Friday, 15 April 2011

I'm getting this feeling that somewhere in my brain the entire plot of this novel is planned out. The story arcs are all there, the characters are fully formed and someone knows where it's going. Each day I sit down to write a little bit more and often it's really hard to drag something out. Then suddenly something just appears as if it were a giant map in total darkness and one searchlight goes on. That's all I get - one pool of light. I scribble it all down - I'm back to writing longhand these days because it just seems...right. What I've written is sometimes surprising and often sends me off in a whole new direction of thinking about how these characters behave towards each other. 

I so wanted to be totally organised and plan things out properly just like Iain Banks, I really did. It seems though that I rather like an organic feel to much of what I'm doing. Each day I reflect on the thousand or so words I've churned out and how that's going to fit into this Great Plan I have outlined. 

The best bit about it is that I wrote the end some years ago - that's all there complete and set in jelly. I know where I'm going but each day brings new ideas of how to get there. It's still entertaining me too and that's the most important bit of it all, after all, we are our own first reader. So I keep coming back to pondering how She ended up behaving like that. What was it, what is it that makes us the way we are? 

Today I also received a new book from Amazon - Daniel Defoe's 'A Journal of the Plague Year'. There is a small church locally that stands alone, a good half a mile away from the centre of the village. Apparently this happened to a few churches throughout the UK. Various plagues hit and as villages were decimated so the people left the infected houses or burned them down and settled further away, leaving the stone churches to ruin. Once the Victorians came along they often rebuilt and revitalised the church but by that time instead of being at the heart of the village these churches stand in splendid isolation. 

What's all that got to do with the novel? Well the opening scene (at the moment) is set in a churchyard. I used this local churchyard because it's always better to go and write from direct experience. Then I became fascinated with this idea of isolation from the community - it's a theme that runs through the novel too. So now I'm tentatively researching the plague. It may never appear in the novel. Or it may end up being very important. Just now I don't really know...and I like that. 

Wednesday, 13 April 2011

What to add to the pot and how brilliant is Iain Banks?

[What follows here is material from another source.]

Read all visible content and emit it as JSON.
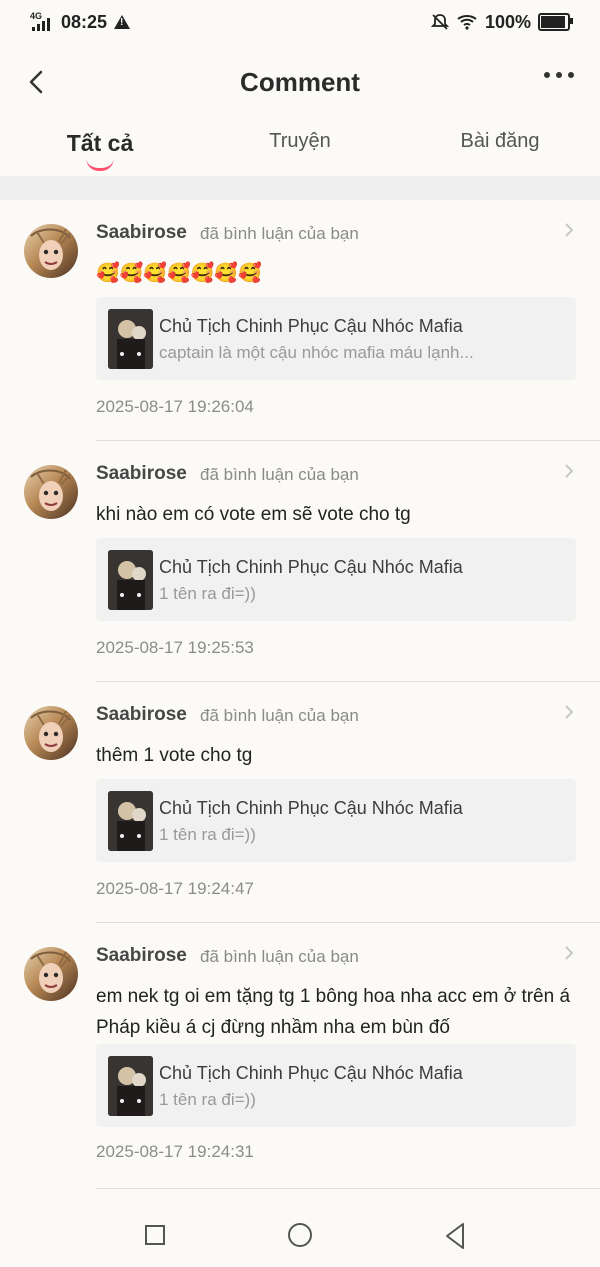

I'm writing again. I'm putting more into the pot that was my novella. I'm wondering how much to add, what to add and how far this will take me from my first idea. I started the novella with a very clear scene in my head - the final scene and I worked back from there. The novella is written in Poetic Prose which is lovely to write as it twists and twirls, is full of curlicues of language and a dreamy sense of the world. It's also rather intense and rich; rather like expensive chocolate. Too much of it is just too much. To offset this expensive chocolate truffle of writing I decided to put a more traditional narrative alongside and then weave the two together. The problem is that every novel I pick up these days I scrutinise closely for its inner workings; how has the novelist structured their plot, what tense is it written in, how are the people characterised, how much is told and how much shown, and so on. Each answer throws up more questions and thoughts to consider for my own writing. 

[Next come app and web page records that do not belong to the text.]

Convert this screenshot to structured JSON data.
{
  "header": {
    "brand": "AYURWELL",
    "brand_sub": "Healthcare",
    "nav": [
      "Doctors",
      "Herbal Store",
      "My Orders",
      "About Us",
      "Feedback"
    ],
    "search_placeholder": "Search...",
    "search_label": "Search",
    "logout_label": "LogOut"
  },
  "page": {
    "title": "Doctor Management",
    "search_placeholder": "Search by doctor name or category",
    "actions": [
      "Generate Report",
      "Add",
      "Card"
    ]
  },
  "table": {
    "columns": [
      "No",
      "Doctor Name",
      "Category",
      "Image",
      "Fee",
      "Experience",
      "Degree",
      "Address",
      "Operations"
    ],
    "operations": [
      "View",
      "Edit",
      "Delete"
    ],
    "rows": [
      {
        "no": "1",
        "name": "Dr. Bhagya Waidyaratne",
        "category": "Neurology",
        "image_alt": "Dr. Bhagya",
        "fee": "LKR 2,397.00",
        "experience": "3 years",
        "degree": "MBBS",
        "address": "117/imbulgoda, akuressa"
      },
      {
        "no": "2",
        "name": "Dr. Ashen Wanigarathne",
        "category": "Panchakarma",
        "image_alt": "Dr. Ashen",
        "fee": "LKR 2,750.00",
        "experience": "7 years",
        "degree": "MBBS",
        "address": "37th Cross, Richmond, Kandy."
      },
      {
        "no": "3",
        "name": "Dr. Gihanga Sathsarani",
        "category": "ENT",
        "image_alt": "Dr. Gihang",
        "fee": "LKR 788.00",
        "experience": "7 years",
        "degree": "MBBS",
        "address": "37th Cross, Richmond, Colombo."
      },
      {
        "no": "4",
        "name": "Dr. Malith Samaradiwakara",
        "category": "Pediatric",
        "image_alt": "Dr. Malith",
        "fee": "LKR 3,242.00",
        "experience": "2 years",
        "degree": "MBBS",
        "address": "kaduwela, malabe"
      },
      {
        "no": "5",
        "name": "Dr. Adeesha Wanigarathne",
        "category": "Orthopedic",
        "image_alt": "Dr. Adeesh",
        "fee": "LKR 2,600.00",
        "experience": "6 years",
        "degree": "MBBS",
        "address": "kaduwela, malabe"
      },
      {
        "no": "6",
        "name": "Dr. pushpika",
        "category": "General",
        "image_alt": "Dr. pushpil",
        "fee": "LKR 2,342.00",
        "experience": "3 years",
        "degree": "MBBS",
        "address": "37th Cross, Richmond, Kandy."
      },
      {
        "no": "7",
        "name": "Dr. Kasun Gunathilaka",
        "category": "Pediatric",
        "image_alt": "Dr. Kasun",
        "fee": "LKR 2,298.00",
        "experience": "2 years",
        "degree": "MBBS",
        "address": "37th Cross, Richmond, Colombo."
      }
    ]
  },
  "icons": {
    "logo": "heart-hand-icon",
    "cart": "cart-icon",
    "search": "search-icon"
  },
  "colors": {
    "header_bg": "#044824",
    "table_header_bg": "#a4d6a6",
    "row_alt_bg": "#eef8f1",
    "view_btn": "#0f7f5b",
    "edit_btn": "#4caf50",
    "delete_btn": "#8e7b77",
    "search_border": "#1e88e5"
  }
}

At the moment I'm racing through Iain Banks's 'Song of Stone' which is not a book I'm particularly enjoying in many ways but having been completely transfixed by 'The Wasp Factory' I'm holding out and waiting for the big reveal. Banks is a masterful author. I heard Banks being interviewed on the World Service and my admiration for his abilities deepened. This is a writer who plans out every part of his novel meticulously before he begins to put pen to paper. I've always been something of an 'organic' writer...or perhaps better described as 'a wing and a prayer'. That's fine for writing short articles which is where my writing background has lain. It's even fine for writing poetry because you can keep coming back and worrying at the edges until you are happy with the piece. 

But fiction? 

I think it's a bit like driving to Scotland or the South of France. You could just get in the car, point it in the right direction and muddle your way through. You'll get there, especially if you've been there before or you're a confident experienced driver. Perhaps though it's better to have the route mapped out first. Know where you'll stop for lunch and loo breaks. Decide where you'll stick to the motorways and where you'll do a bit of sightseeing and take the scenic route. 

Iain Banks writes as if he's surveyed the entire route, bought guidebooks, planned the journey menu, timed each break, estimated the fuel consumption, avoided all the traffic jams and still managed to be exciting. He's not a man in a hat who pulls a caravan and notes down his mileage. This is a writer who, by planning meticulously, has the freedom to play I-Spy and listen to 'Just William' on the car stereo on the way while eating travel sweets. Iain Banks is a writer who won't run out of fuel or get a puncture on the Paris Peripherique.

At the moment I might be able to get us to Calais.